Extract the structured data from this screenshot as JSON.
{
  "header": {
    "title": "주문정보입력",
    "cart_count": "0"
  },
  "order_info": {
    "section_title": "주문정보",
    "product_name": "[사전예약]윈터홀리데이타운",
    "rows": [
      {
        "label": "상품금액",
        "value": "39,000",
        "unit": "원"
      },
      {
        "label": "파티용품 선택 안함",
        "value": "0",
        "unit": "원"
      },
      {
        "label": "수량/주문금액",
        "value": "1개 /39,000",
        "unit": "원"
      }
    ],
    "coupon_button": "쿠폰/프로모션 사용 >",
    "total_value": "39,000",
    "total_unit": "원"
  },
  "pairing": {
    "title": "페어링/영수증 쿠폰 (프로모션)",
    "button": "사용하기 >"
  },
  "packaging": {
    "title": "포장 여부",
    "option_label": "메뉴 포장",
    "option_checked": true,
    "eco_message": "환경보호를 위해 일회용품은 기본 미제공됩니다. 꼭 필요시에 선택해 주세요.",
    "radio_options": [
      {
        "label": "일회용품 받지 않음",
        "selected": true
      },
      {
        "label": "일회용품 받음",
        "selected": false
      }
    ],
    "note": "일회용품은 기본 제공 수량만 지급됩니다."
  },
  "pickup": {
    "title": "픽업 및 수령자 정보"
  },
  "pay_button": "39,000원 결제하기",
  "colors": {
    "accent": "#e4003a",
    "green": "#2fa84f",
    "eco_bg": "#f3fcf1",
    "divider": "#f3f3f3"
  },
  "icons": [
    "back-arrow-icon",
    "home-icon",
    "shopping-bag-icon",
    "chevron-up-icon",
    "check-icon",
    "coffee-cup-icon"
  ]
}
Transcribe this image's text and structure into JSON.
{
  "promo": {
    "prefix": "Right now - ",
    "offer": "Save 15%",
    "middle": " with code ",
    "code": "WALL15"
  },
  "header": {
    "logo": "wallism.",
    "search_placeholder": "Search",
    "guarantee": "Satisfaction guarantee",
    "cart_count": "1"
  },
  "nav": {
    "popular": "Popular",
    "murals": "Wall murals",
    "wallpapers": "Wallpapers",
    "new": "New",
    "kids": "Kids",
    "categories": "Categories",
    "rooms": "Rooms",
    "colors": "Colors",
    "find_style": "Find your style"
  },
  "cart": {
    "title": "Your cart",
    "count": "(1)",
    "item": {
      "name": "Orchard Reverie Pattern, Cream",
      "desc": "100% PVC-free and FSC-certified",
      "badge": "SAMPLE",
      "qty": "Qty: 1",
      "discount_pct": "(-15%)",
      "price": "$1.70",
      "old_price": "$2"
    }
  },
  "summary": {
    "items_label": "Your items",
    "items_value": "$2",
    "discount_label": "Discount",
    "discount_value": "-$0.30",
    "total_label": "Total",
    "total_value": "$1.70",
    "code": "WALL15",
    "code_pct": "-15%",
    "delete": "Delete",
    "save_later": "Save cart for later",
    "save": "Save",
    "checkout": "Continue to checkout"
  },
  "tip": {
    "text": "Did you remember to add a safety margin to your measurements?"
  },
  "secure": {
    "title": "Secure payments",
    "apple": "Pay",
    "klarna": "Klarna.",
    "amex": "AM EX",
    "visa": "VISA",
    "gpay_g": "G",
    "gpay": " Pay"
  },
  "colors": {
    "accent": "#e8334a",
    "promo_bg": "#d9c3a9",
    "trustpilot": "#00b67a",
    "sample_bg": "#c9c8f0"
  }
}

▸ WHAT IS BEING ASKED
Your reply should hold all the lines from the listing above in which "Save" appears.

▸ OUTPUT OF THE TASK
    "offer": "Save 15%",
    "save_later": "Save cart for later",
    "save": "Save",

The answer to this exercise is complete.